Harper’s reputation as a scientist was further damaged by two other themes in his non-scientific writings: his belief in eugenics and the dangers of communism. His writings on eugenics during the 1930s contain many of the themes—the application of natural selection to human populations and strict standards for “clean living”—that were also raised by supporters of Nazism, and his works of the 1950s reflected the inordinate fear of communism of that time.

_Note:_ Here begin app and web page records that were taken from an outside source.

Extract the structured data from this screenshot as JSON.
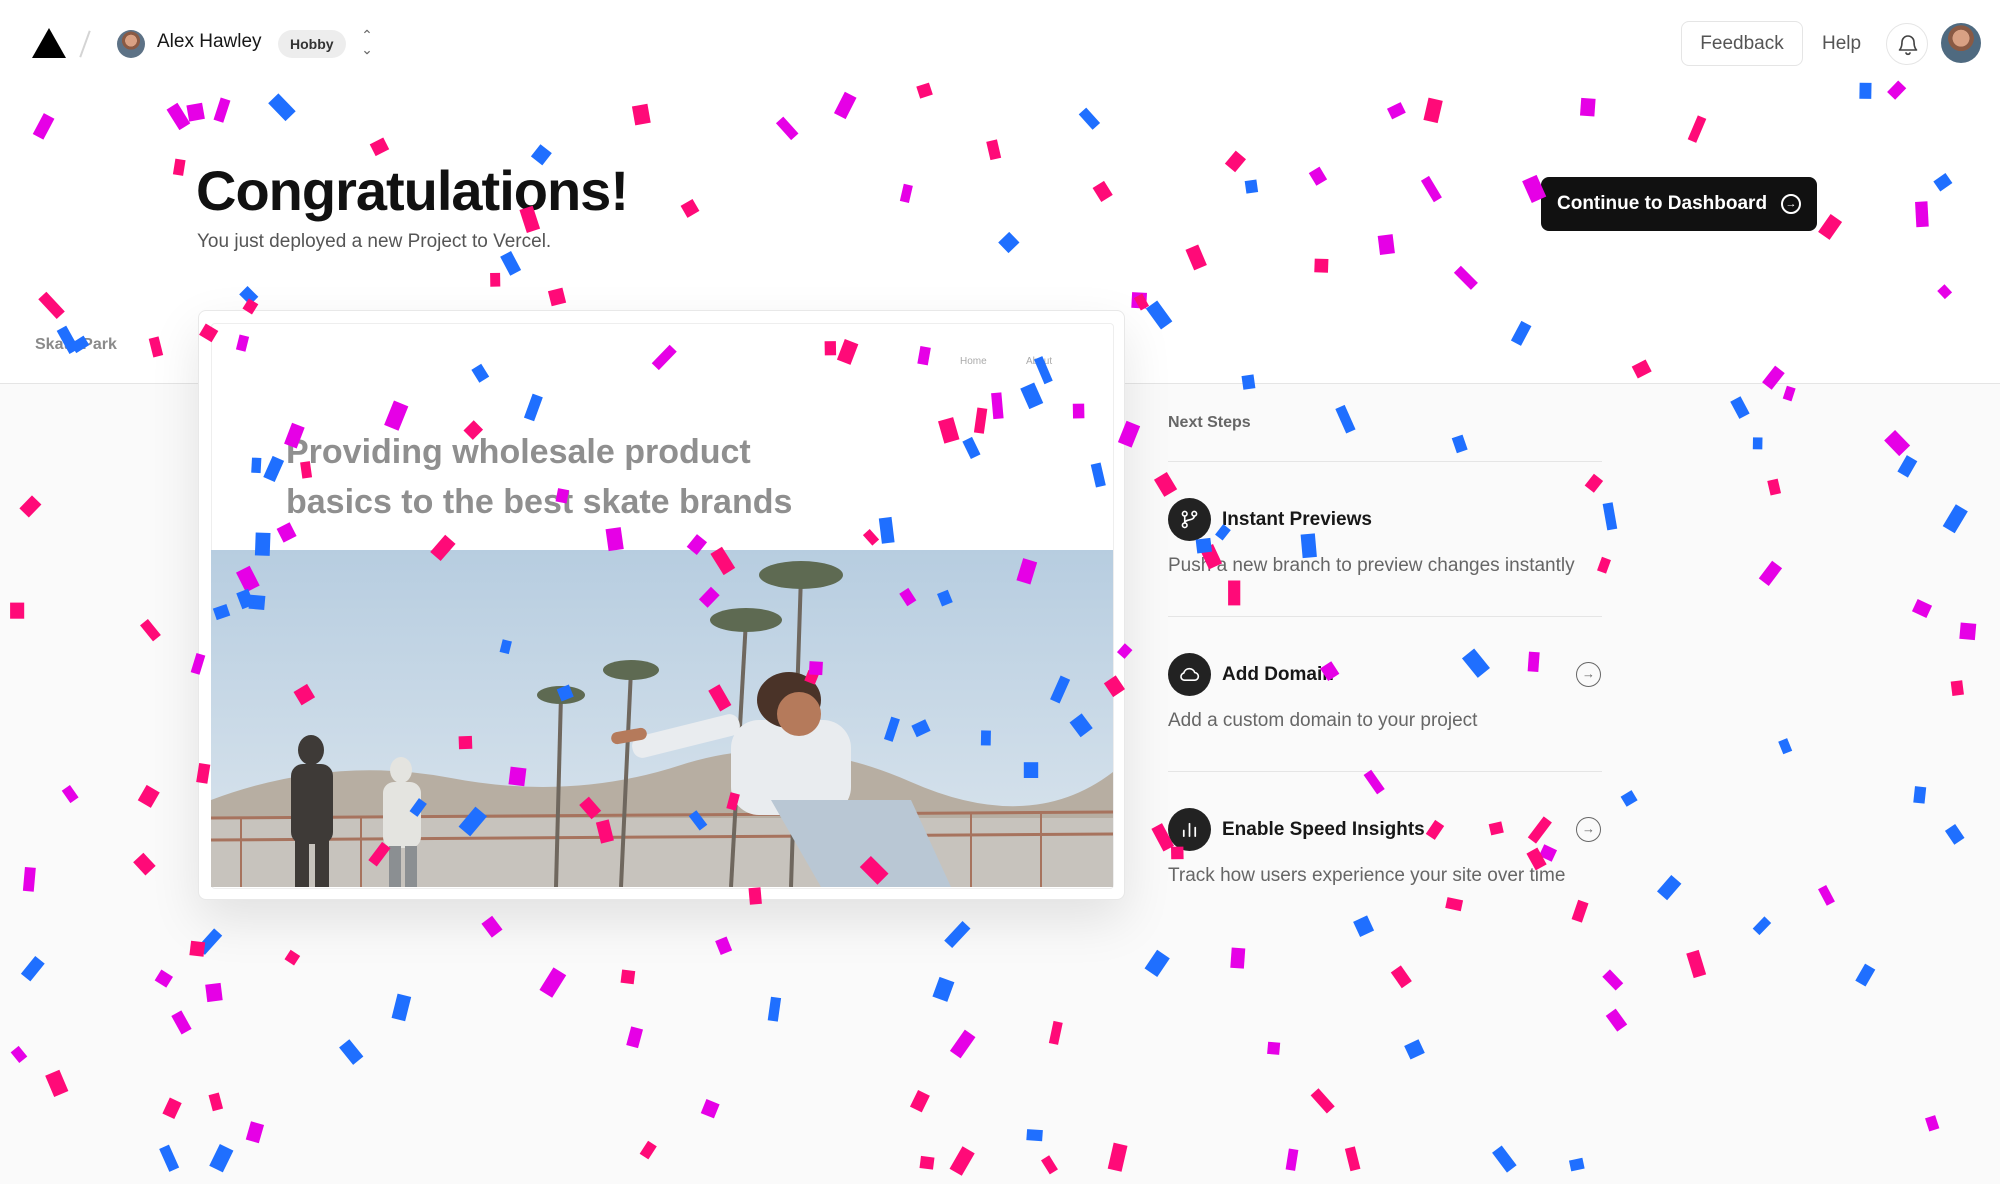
{
  "header": {
    "user_name": "Alex Hawley",
    "plan_badge": "Hobby",
    "feedback_label": "Feedback",
    "help_label": "Help"
  },
  "hero": {
    "title": "Congratulations!",
    "subtitle": "You just deployed a new Project to Vercel.",
    "continue_label": "Continue to Dashboard"
  },
  "preview": {
    "site_name": "Skate Park",
    "nav_home": "Home",
    "nav_about": "About",
    "headline_line1": "Providing wholesale product",
    "headline_line2": "basics to the best skate brands"
  },
  "next_steps": {
    "heading": "Next Steps",
    "items": [
      {
        "title": "Instant Previews",
        "description": "Push a new branch to preview changes instantly",
        "icon": "git-branch-icon"
      },
      {
        "title": "Add Domain",
        "description": "Add a custom domain to your project",
        "icon": "cloud-icon"
      },
      {
        "title": "Enable Speed Insights",
        "description": "Track how users experience your site over time",
        "icon": "bar-chart-icon"
      }
    ]
  },
  "colors": {
    "confetti": [
      "#ff0a78",
      "#1f6fff",
      "#e600e6"
    ],
    "primary_button": "#111111"
  }
}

In her new book about Harper, Elizabeth Findley Shore describes him as “an interesting man”. Ms. Shore first learned about Harper from her mother and uncle, whose parents rented a room to the “eccentric botanist” in their childhood home at 329 University Boulevard. Apparently, Harper’s mind never strayed far from his work. He couldn’t just ride the train or later an automobile and relax. He would look intently at the wayside and make notes, constantly, on the flora he observed. Harper claimed to be able to make accurate lists of plants along the way. Many colleagues scoffed, but it later was agreed he was remarkably accurate. Harper also declined to learn to drive, so, over the course of his career, he probably hiked a hundred thousand miles, on the ground, camping out, which was rather brave of him since he had a phobia of snakes as well as driving.
Indeed, many aspects of Harper’s life were unconventional. His did not marry until he was 63 years old. He and his wife had no children.

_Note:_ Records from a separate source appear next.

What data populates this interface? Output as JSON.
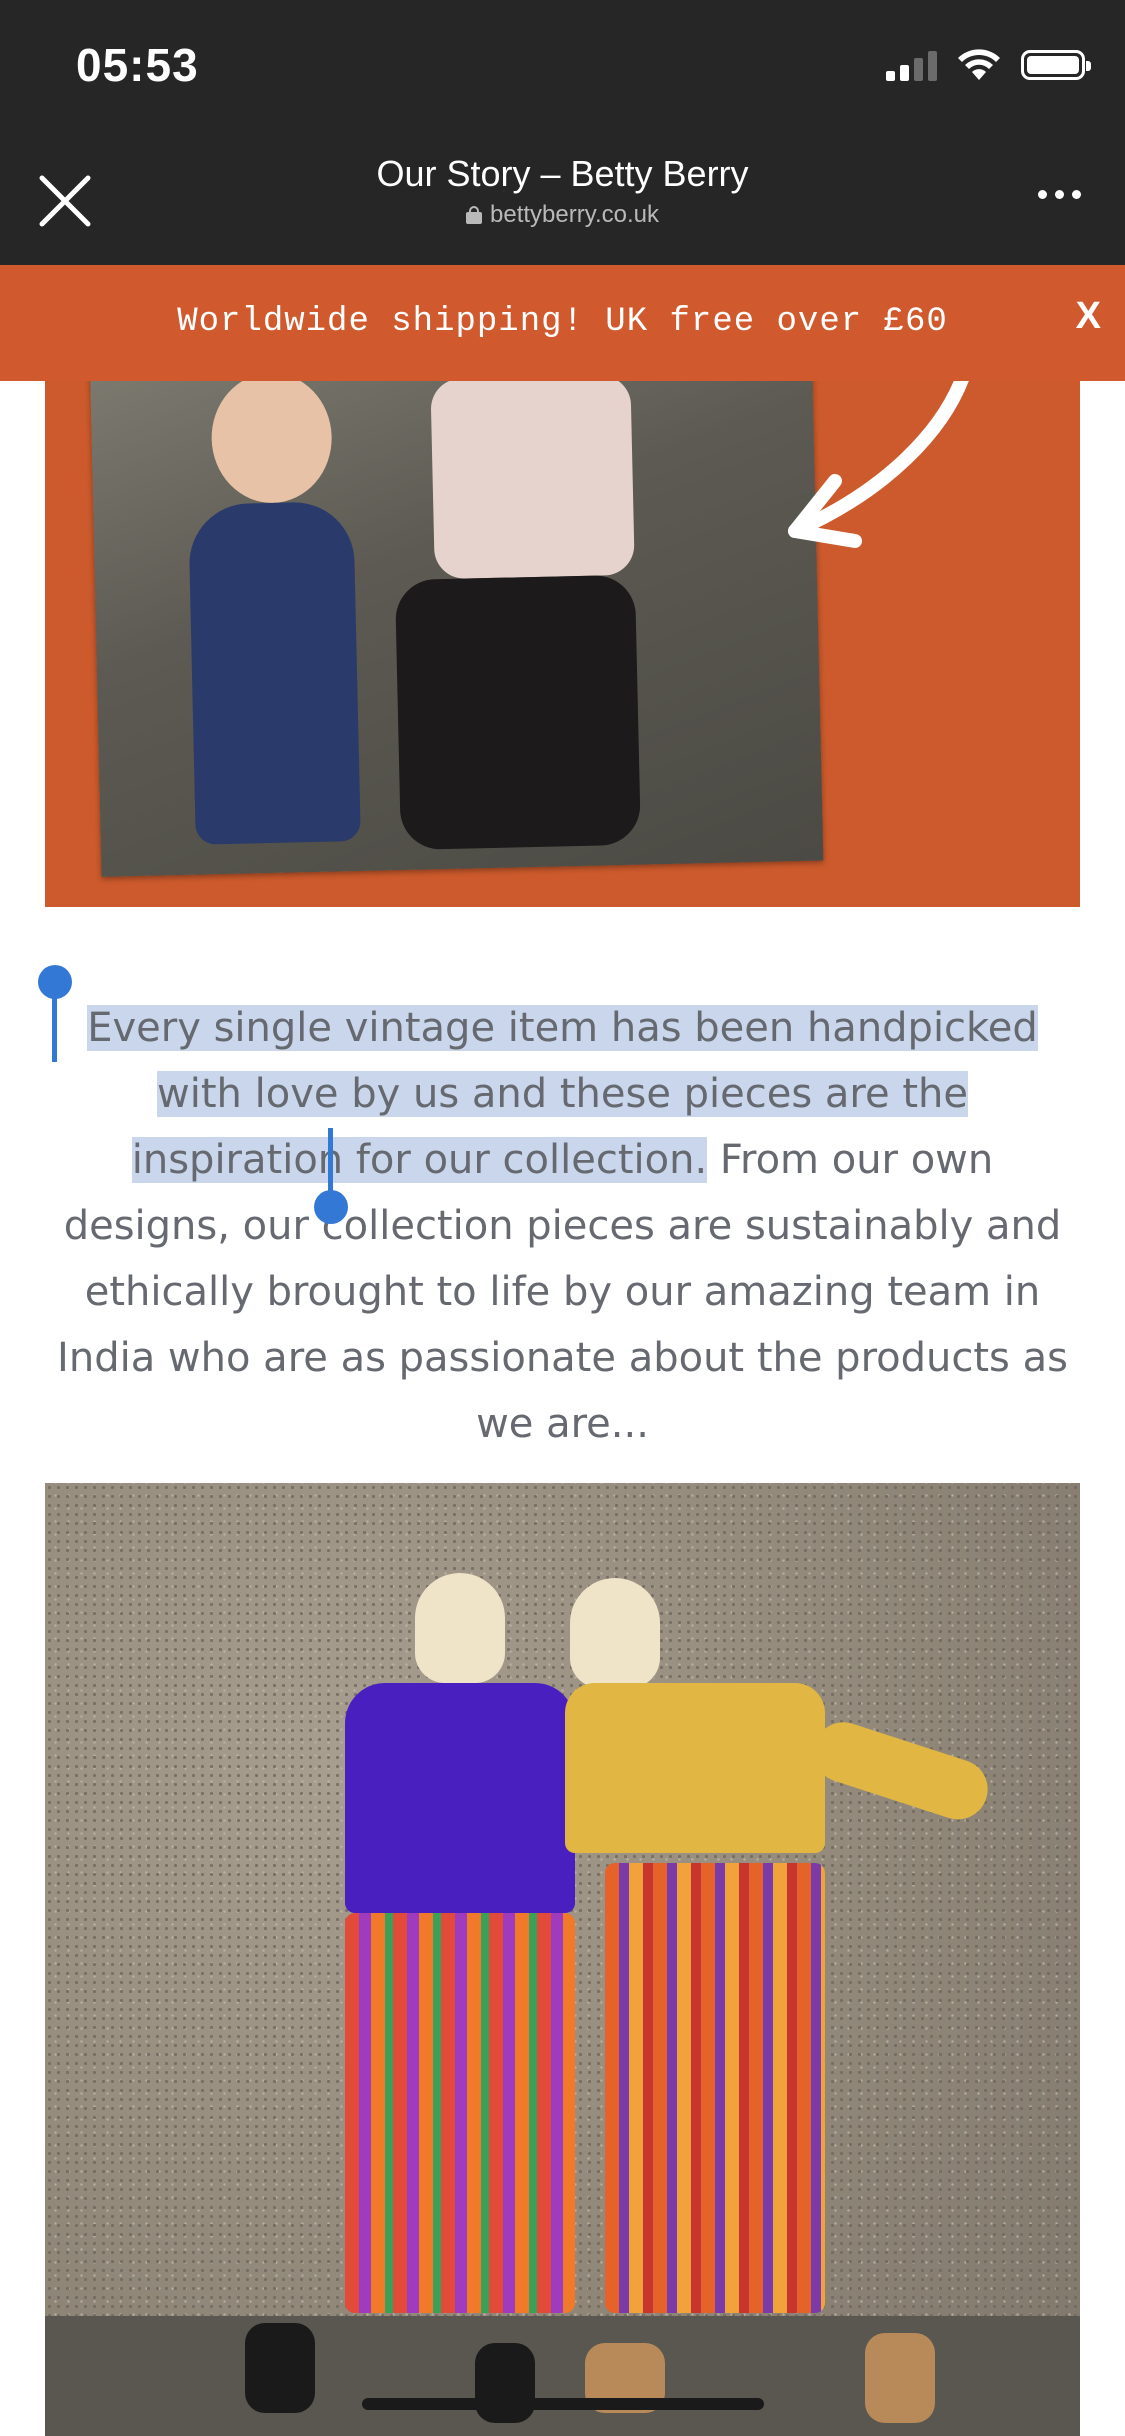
{
  "status_bar": {
    "time": "05:53"
  },
  "nav": {
    "title": "Our Story – Betty Berry",
    "domain": "bettyberry.co.uk"
  },
  "announcement": {
    "text": "Worldwide shipping! UK free over £60",
    "close": "X"
  },
  "content": {
    "paragraph_selected": "Every single vintage item has been handpicked with love by us and these pieces are the inspiration for our collection.",
    "paragraph_rest": " From our own designs, our collection pieces are sustainably and ethically brought to life by our amazing team in India who are as passionate about the products as we are..."
  },
  "colors": {
    "accent_orange": "#d05a2e",
    "selection": "#c9d6ec",
    "handle_blue": "#3478d6",
    "chrome": "#262626"
  },
  "icons": [
    "close-icon",
    "lock-icon",
    "more-icon",
    "signal-icon",
    "wifi-icon",
    "battery-icon"
  ]
}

Although he worked for 35 years here in Tuscaloosa at the Alabama Geological Survey with his office in the center of campus, he refused to teach any courses. His mother wrote to him at one point, “I cannot understand you… You must be crazy.” Refusing to teach, or leaving teaching, is regarded by many as spurning a mission of significant public service, but Harper would have nothing to do with it. He loathed teaching, so he took a lower salary and filled his notebooks and journals.
Harper passionate interest in longleaf pine forests, which were largely being destroyed at the time of his studies, led him to a critical discovery. He realized that the longleaf stands can withstand fire but, more importantly, that they need fire to keep down undergrowth, discourage hardwoods, and germinate their seeds. Since total fire suppression was the doctrine of the day, the US Forestry employees mocked him. We now know that Harper’s insights were correct, and total fire suppression is no longer the reigning theory. In 1949, the longleaf pine was named Alabama state tree.
Among the many materials left by Harper, there is a map of the economic botany of Alabama circa 1913 which he made while working at the GSA. You can find a copy of this map in archives at the Hoole Library.
Harper died April 30, 1966, and was buried in Tuscaloosa Memorial Park. Most of Harper’s personal and professional materials, including diaries, journals, publications, and photographs, are housed in the W. S. Hoole Special Collections Library at the University of Alabama. Smaller collections are found among the holdings of the Alabama Museum of Natural History and the Geological Survey of Alabama.
You can also download a pdf copy of the Tuscaloosa Biography for Roland Harper I created for our 2010 Local History Workshop. Print and share.